A 60-year-old male presents with hives, skin flushing, and headaches. After an appropriate preliminary work-up, a bone marrow biopsy is performed. A representative section from the bone marrow biopsy is shown here. What are the granulated cells at the center of this image?
C. Mast cells
E. Adenocarcinoma cells
The granulated cells in this image are mast cells, which are identified by their abundant, metachromatic granules. This patient was diagnosed with systemic mastocytosis, a clonal disorder of mast cells and their precursors.

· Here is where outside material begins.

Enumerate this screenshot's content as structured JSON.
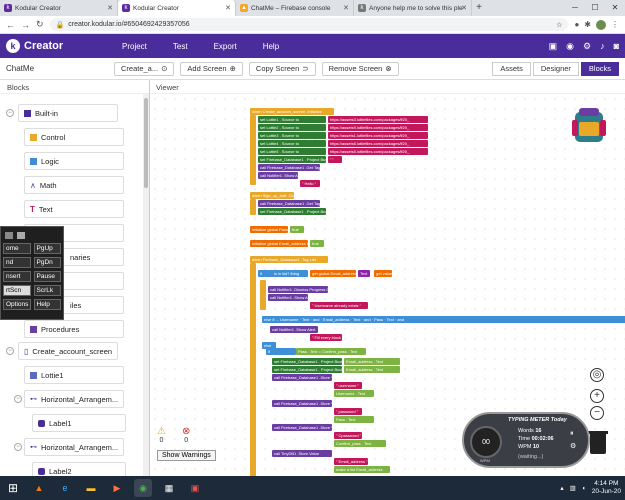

Mastocytosis is actually a spectrum of rare disorders, all of which are characterized by an increase in mast cells. Most patients have disease that is localized to the skin, but about 10% of patients have systemic involvement, like the patient in this case. There is a localized, cutaneous form of mastocytosis called urticaria pigmentosum that happens mostly in children and accounts for over half of all cases of mastocytosis.

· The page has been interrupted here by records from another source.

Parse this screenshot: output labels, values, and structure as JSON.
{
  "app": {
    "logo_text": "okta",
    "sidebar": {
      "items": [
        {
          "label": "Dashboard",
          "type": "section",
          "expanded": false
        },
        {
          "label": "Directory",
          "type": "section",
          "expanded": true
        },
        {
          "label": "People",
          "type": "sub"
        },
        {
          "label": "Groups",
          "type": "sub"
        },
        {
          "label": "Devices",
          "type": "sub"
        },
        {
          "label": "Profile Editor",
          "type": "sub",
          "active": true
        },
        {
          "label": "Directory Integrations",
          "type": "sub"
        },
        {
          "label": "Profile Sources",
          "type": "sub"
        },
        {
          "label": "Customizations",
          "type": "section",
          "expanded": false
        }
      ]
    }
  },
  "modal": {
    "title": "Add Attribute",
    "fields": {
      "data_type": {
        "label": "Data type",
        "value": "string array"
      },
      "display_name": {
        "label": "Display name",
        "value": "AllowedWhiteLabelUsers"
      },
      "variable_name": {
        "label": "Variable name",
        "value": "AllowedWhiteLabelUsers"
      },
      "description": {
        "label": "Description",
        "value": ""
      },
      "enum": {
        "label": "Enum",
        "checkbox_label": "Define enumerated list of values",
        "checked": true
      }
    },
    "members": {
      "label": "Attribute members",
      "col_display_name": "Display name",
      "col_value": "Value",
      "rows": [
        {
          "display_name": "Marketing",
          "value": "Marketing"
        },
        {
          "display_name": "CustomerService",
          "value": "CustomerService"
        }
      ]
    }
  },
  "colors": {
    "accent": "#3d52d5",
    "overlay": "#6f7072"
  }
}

Clinically, the skin lesions of mastocytosis vary in appearance. In urticaria pigmentosum, the lesions are small, round, red-brown plaques and papules. Other cases of mastocytosis show solitary pink-tan nodules that may be itchy or show blister formation. The itchiness is due to the release of mast cell granules (which contain histamine and other vasoactive substances).

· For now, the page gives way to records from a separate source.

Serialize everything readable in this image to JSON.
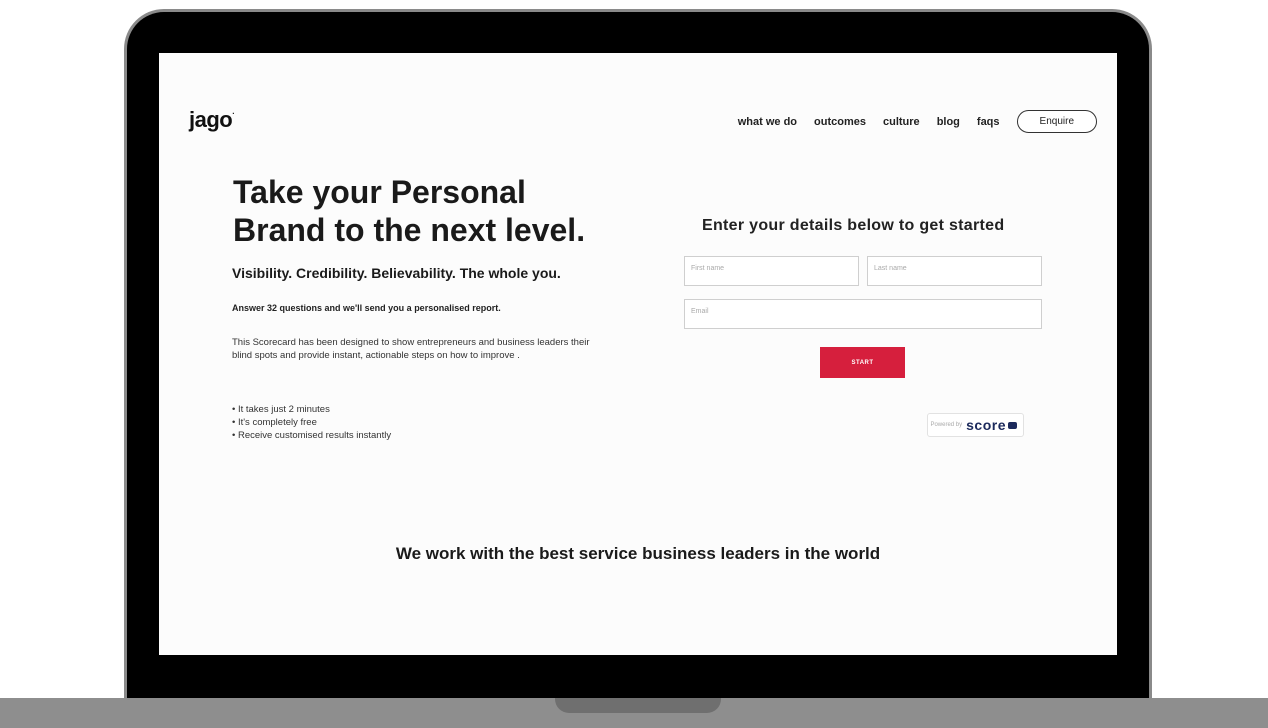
{
  "brand": {
    "name": "jago",
    "mark": "."
  },
  "nav": {
    "items": [
      {
        "label": "what we do"
      },
      {
        "label": "outcomes"
      },
      {
        "label": "culture"
      },
      {
        "label": "blog"
      },
      {
        "label": "faqs"
      }
    ],
    "cta_label": "Enquire"
  },
  "hero": {
    "title": "Take your Personal Brand to the next level.",
    "tagline": "Visibility. Credibility. Believability. The whole you.",
    "subline": "Answer 32 questions and we'll send you a personalised report.",
    "description": "This Scorecard has been designed to show entrepreneurs and business leaders their blind spots and provide instant, actionable steps on how to improve .",
    "bullets": [
      "It takes just 2 minutes",
      "It's completely free",
      "Receive customised results instantly"
    ]
  },
  "form": {
    "title": "Enter your details below to get started",
    "first_name_placeholder": "First name",
    "last_name_placeholder": "Last name",
    "email_placeholder": "Email",
    "submit_label": "START",
    "powered_by_label": "Powered by",
    "powered_by_brand": "score"
  },
  "clients": {
    "heading": "We work with the best service business leaders in the world"
  },
  "colors": {
    "accent": "#d61f3d",
    "score_brand": "#1c2a5c",
    "frame": "#000000"
  }
}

In systemic mastocytosis, patients have skin lesions similar to those of urticaria pigmentosum – but there is also mast cell infiltration of the bone marrow, lymph nodes, spleen and liver. Patients often suffer itchiness and flushing triggered by certain foods, temperature changes, alcohol and certain drugs (like aspirin).
-Kristine Krafts, MD, is an Assistant Professor of Pathology at the University of Minnesota School of Medicine and School of Dentistry and the founder of the educational website Pathology Student.